Fern is a no-nonsense kind of girl, who acts as her befuddled father’s aid and her young brother Will’s mother-figure and certainly has no time for games or imaginings. But all that is about to change when her family inherit a home in Yorkshire and her father introduces two new business associates; the cold and creepy Javier Holt and the sensuous and manipulative Alison Redmond.
A painting of a lost city, a rock that looks like a cloaked man, a sinister talking idol, a ship figurehead, a large but silent wild dog…all these elements are dispersed throughout the novel, all of which are ultimately connected as Fern uncovers the mystery of the house. Forces of both good and evil are convinced that a mystical object is hidden in the house, a “key” which opens up the door to Time; and each individual after it wants it for a different reason. Though the story employs such typical fantasy-adventure components such as a pubescent heroine, the battle between good and evil, a summer holiday and mentor-wizards, Siegel rearranges them in such a way that is fresh and fascinating, and throws a curveball midway through that changes the entire tone of the novel.

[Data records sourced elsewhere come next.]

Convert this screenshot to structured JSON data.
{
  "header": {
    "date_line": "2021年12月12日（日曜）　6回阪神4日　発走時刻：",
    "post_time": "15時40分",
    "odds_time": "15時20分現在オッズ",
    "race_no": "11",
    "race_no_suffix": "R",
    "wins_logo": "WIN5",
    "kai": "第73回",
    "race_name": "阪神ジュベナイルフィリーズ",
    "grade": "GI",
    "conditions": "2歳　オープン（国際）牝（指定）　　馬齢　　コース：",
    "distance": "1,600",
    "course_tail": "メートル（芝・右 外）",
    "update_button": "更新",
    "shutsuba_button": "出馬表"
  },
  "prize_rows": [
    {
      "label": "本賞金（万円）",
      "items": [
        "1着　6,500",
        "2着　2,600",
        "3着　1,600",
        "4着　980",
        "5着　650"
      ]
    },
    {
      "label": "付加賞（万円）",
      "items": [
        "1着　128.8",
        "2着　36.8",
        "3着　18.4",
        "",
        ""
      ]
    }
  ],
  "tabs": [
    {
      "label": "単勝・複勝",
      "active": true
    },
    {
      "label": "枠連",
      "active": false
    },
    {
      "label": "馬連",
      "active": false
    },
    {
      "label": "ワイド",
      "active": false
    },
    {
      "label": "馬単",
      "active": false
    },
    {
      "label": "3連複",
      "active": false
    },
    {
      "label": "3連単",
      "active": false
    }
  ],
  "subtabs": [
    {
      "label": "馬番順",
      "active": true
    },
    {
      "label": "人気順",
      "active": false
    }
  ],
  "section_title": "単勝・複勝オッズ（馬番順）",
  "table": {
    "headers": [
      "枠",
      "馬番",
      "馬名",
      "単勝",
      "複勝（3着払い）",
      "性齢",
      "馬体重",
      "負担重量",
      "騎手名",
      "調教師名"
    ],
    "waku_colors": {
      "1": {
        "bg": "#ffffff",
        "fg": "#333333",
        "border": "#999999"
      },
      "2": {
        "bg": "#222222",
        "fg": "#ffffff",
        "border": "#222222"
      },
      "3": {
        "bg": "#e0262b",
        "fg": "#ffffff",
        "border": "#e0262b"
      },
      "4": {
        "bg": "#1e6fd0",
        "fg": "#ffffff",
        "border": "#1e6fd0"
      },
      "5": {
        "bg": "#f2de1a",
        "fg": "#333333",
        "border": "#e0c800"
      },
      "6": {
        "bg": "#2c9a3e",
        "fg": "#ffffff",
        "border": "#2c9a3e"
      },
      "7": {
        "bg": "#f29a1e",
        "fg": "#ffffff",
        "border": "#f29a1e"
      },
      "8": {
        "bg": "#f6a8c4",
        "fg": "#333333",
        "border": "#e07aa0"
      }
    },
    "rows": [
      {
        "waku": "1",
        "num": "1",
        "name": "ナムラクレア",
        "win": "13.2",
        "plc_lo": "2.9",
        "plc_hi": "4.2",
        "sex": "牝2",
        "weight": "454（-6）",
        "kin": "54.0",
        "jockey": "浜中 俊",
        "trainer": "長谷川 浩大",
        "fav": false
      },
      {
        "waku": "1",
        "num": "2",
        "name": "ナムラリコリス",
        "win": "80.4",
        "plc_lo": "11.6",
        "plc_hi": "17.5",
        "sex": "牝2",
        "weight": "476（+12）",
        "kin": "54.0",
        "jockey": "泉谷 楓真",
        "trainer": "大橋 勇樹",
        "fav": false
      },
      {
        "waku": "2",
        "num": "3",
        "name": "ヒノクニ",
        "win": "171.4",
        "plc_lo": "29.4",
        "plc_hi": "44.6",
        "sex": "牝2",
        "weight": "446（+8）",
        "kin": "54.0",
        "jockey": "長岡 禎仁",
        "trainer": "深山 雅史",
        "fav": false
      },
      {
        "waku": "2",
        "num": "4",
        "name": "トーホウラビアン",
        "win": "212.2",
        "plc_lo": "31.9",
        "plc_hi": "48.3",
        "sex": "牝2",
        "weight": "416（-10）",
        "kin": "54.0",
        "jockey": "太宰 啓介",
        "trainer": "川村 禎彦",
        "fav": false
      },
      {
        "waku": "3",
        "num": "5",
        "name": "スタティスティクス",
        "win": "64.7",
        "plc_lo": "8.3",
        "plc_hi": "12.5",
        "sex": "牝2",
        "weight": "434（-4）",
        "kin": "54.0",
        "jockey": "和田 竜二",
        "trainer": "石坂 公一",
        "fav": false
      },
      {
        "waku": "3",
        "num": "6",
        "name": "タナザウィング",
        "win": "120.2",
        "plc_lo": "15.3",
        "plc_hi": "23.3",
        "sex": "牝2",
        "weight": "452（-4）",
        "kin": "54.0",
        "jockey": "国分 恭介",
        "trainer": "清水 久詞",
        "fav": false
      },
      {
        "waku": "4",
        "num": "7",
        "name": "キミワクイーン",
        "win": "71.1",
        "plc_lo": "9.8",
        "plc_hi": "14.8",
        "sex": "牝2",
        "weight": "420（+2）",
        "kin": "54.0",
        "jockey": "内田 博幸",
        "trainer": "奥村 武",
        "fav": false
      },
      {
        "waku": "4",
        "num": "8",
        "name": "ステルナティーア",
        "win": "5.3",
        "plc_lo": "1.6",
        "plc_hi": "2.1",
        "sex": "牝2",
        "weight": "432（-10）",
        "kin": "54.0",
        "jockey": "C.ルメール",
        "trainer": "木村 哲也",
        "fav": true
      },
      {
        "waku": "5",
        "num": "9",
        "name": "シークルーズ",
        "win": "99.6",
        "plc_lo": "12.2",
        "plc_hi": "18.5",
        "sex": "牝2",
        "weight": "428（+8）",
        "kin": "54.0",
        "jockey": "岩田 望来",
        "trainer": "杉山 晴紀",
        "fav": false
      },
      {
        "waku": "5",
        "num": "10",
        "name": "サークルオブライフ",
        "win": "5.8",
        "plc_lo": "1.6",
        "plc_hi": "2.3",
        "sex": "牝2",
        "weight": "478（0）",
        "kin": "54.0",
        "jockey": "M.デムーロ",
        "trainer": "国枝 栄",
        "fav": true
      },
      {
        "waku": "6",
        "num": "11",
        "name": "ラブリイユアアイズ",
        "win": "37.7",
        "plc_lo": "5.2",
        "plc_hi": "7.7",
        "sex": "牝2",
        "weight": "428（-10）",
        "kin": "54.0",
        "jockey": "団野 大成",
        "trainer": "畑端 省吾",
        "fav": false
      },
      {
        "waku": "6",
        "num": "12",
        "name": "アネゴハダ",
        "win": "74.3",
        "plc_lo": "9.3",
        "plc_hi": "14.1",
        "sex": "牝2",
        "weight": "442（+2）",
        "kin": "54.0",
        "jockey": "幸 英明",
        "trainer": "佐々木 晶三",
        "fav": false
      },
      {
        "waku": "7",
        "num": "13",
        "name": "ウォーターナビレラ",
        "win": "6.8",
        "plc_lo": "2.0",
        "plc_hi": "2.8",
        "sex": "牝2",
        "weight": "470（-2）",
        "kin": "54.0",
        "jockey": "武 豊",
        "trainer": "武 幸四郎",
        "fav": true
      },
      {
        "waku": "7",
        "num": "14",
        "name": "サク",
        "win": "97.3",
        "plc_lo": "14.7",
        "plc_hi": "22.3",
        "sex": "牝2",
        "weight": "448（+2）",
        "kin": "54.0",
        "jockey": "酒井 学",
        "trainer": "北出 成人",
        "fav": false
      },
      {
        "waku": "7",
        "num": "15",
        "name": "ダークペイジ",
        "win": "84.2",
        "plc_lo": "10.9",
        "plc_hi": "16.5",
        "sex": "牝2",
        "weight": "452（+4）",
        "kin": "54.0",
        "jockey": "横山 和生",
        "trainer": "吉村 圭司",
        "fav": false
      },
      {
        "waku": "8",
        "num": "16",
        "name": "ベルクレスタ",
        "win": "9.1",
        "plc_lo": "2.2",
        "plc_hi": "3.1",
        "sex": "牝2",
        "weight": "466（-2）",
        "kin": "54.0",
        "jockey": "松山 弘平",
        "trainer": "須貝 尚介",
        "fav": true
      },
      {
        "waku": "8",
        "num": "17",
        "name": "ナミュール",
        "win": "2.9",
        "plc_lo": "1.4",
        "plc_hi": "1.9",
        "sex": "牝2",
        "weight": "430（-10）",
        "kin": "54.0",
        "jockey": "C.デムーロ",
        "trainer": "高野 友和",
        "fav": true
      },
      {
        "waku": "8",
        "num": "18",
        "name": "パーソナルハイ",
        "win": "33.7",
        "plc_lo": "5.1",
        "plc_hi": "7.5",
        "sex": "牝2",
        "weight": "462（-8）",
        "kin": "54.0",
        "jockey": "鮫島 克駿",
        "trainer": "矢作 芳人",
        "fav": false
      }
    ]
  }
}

Jan Siegel’s most prominent feature is her language, which is beautiful and poetic prose, put to best use in her descriptions, images and evocation of feelings. Only occasionally does it slip into trite or cliched formulas, but most of the time it lifts a fairly straightforward story into something unique and memorable. After a haunting and poetic prologue concerning a soulless mermaid, a drowned sailor and a strange key, the story switches to Fern’s point of view in the Eighties, and then (as mentioned) abruptly switches for a third time. As well as this, the story is littered with smaller enigmas, some which may possibly be picked up again in the sequels, some which exist only to enrich the story.
As a protagonist, Fern is not exactly a totally sympathetic character. She starts out cynical and unimaginative, but mellows out continuously as she is faced with phenomena that gets more and more bizarre as she goes along, finally immersing herself completely in her role as one who deals with the supernatural, a Gifted descendant of Atlantis. However, even when this occurs she comes across as rather distant from the reader, and I for one never felt completely invested in her character or the way in which she reacts to her circumstances.
Siegel instigates several traditional elements from legend and folklore; werewolves, unicorns, the importance of names, telekinesis, time-travel, house goblins and (most importantly) the city of Atlantis. The range of supernatural components incorporated into the novel is impressive and lends a sense of authenticity to the entire book, though she adds her own ideas such as a videotape that rivals the one featured in “The Ring”.
The time-traveling conceit (in which Fern is transported to Atlantis in its final days) is handled beautifully, with past and present colliding at exactly the right time, all Siegel’s plot points connected up, and a final sentence that will take your breath away as the entire book comes full circle. It’s one of the best uses of the time travel device I’ve seen in young adult fantasy. It won’t appeal to everyone, but when read with an open mind that is prepared to see the standard fantasy clichés turned upside-down, it is immensely rewarding.
Fern Capel — (2001-2003) Young Adult. The Witch Queen is also known as Witch’s Honour. Publisher: It began ages past in fabled Atlantis, when a mad, power-hungry queen forged a key to a door never meant to be opened by mortal man — its inception would hasten her own death and the extinction of her vainglorious race. For millennia the key lay forgotten beneath the waves, lost amid the ruins of what had been the most beautiful city on Earth. But however jealously the sea hoards its secrets, sooner or later it yields them up. Now, in present-day Yorkshire, that time has come. And for young Fernanda Capel, life will never be the same again…